There are two certainties in life. Firstly, if you go to bed early, then you get up early. On the otherhand, if you go to bed late, then you get up late.
I've always been an early riser, and always like to get down to Westport before the heaving masses, and I usually arrive at just after 06:00hrs, even on weekends. Its the only way to chance upon a wader, if one is present, before it gets flushed.
This Saturday, we planned a day in Staffs, hoping that the good spell of birds found during the week would continue. We arranged to meet CJW at Westport at 06:30hrs. I have to admit that I did get up slightly earlier than usual, and at 05:30hrs, I checked my phone for any messages that had come through after I had gone to bed. I was in for quite a shock.
Its not everyday that a DUSKY THRUSH is found, but one on the mainland, and present for three days was quite a surprise. I briefly did a bit of research behind the story, and tried to phone GAS and CJW to get away as soon as possible. GAS was already up, but it took CJW until 06:05hrs to ring me back. In the meantime, PLo had rang me to say the DUSKY THRUSH was already showing again. I offered him a lift as unfortunately we had a spare seat in the car due to PJ still being in Turkey. I had my second shock of the day when I found out PLo was already in Kent. I realised that some people stay up later than me, and had obviously gone down in the early hours while the rest of the Clayheads were snoozing away!
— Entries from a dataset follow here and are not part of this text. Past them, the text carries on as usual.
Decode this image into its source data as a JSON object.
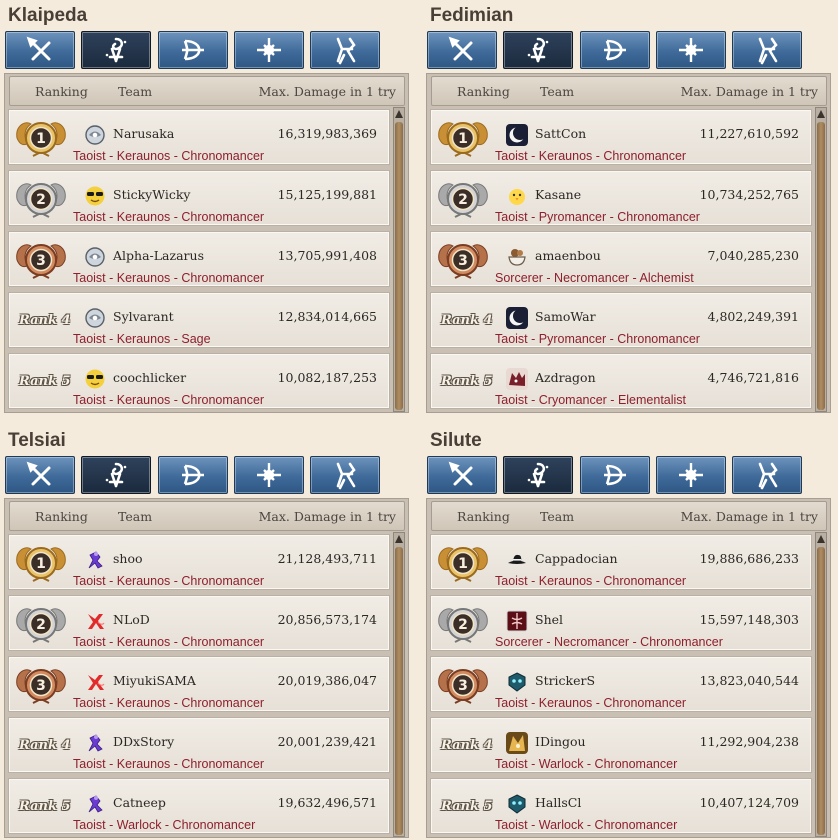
{
  "colors": {
    "tab_blue": "#3f6a99",
    "tab_active": "#1b2a3d",
    "class_text": "#8e1f2c",
    "gold": "#d8a849",
    "silver": "#b5b5b5",
    "bronze": "#b5714a"
  },
  "tab_icons": [
    "sword-icon",
    "wizard-icon",
    "bow-icon",
    "cross-icon",
    "scout-icon"
  ],
  "headers": {
    "ranking": "Ranking",
    "team": "Team",
    "damage": "Max. Damage in 1 try"
  },
  "panels": [
    {
      "server": "Klaipeda",
      "rows": [
        {
          "medal": "1",
          "avatar": "mask",
          "name": "Narusaka",
          "damage": "16,319,983,369",
          "classes": "Taoist - Keraunos - Chronomancer"
        },
        {
          "medal": "2",
          "avatar": "sunglasses",
          "name": "StickyWicky",
          "damage": "15,125,199,881",
          "classes": "Taoist - Keraunos - Chronomancer"
        },
        {
          "medal": "3",
          "avatar": "mask",
          "name": "Alpha-Lazarus",
          "damage": "13,705,991,408",
          "classes": "Taoist - Keraunos - Chronomancer"
        },
        {
          "rank": "Rank 4",
          "avatar": "mask",
          "name": "Sylvarant",
          "damage": "12,834,014,665",
          "classes": "Taoist - Keraunos - Sage"
        },
        {
          "rank": "Rank 5",
          "avatar": "sunglasses",
          "name": "coochlicker",
          "damage": "10,082,187,253",
          "classes": "Taoist - Keraunos - Chronomancer"
        }
      ]
    },
    {
      "server": "Fedimian",
      "rows": [
        {
          "medal": "1",
          "avatar": "moon",
          "name": "SattCon",
          "damage": "11,227,610,592",
          "classes": "Taoist - Keraunos - Chronomancer"
        },
        {
          "medal": "2",
          "avatar": "chick",
          "name": "Kasane",
          "damage": "10,734,252,765",
          "classes": "Taoist - Pyromancer - Chronomancer"
        },
        {
          "medal": "3",
          "avatar": "bowl",
          "name": "amaenbou",
          "damage": "7,040,285,230",
          "classes": "Sorcerer - Necromancer - Alchemist"
        },
        {
          "rank": "Rank 4",
          "avatar": "moon",
          "name": "SamoWar",
          "damage": "4,802,249,391",
          "classes": "Taoist - Pyromancer - Chronomancer"
        },
        {
          "rank": "Rank 5",
          "avatar": "beast",
          "name": "Azdragon",
          "damage": "4,746,721,816",
          "classes": "Taoist - Cryomancer - Elementalist"
        }
      ]
    },
    {
      "server": "Telsiai",
      "rows": [
        {
          "medal": "1",
          "avatar": "purple",
          "name": "shoo",
          "damage": "21,128,493,711",
          "classes": "Taoist - Keraunos - Chronomancer"
        },
        {
          "medal": "2",
          "avatar": "redk",
          "name": "NLoD",
          "damage": "20,856,573,174",
          "classes": "Taoist - Keraunos - Chronomancer"
        },
        {
          "medal": "3",
          "avatar": "redk",
          "name": "MiyukiSAMA",
          "damage": "20,019,386,047",
          "classes": "Taoist - Keraunos - Chronomancer"
        },
        {
          "rank": "Rank 4",
          "avatar": "purple",
          "name": "DDxStory",
          "damage": "20,001,239,421",
          "classes": "Taoist - Keraunos - Chronomancer"
        },
        {
          "rank": "Rank 5",
          "avatar": "purple",
          "name": "Catneep",
          "damage": "19,632,496,571",
          "classes": "Taoist - Warlock - Chronomancer"
        }
      ]
    },
    {
      "server": "Silute",
      "rows": [
        {
          "medal": "1",
          "avatar": "hat",
          "name": "Cappadocian",
          "damage": "19,886,686,233",
          "classes": "Taoist - Keraunos - Chronomancer"
        },
        {
          "medal": "2",
          "avatar": "redbox",
          "name": "Shel",
          "damage": "15,597,148,303",
          "classes": "Sorcerer - Necromancer - Chronomancer"
        },
        {
          "medal": "3",
          "avatar": "teal",
          "name": "StrickerS",
          "damage": "13,823,040,544",
          "classes": "Taoist - Keraunos - Chronomancer"
        },
        {
          "rank": "Rank 4",
          "avatar": "gold",
          "name": "IDingou",
          "damage": "11,292,904,238",
          "classes": "Taoist - Warlock - Chronomancer"
        },
        {
          "rank": "Rank 5",
          "avatar": "teal",
          "name": "HallsCl",
          "damage": "10,407,124,709",
          "classes": "Taoist - Warlock - Chronomancer"
        }
      ]
    }
  ]
}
We managed to leave Stoke at about 06:20hrs, and we had an easy journey down to Kent with no hold ups en route. It was strange to be travelling down with news coming through all the time and not being on site at first light like we normally do. We arrived in Margate (like a poorman's run down Blackpool with a huge set of 1960's high rise flats on the front. Last time I saw flats like these were in Hungary!).
We had a small detour around Margate due to being given the wrong postcode, but we soon found the cemetery and a street full of parked cars. The crowd was easy to find too, but the 1w female Dusky Thrush was sitting deep inside a tree when we arrived, and it took us an eternity to find it in our scope. The boys around us though we very kind in letting us look through their scopes.
It did move occasionally, showing in full view, but then again it disappeared for quite lengthy spells. The problem was that with the crowd surrounding the tree, the Dusky Thrush couldn't drop down to feed. Eventually, we did have some good views, although we were looking through branches again, hence the greenish hue on all the photo's. We also had several Ring-necked Parakeets flying overhead aswell.
1w female Dusky Thrush at Margate Kent. The first twitchable one since 1959.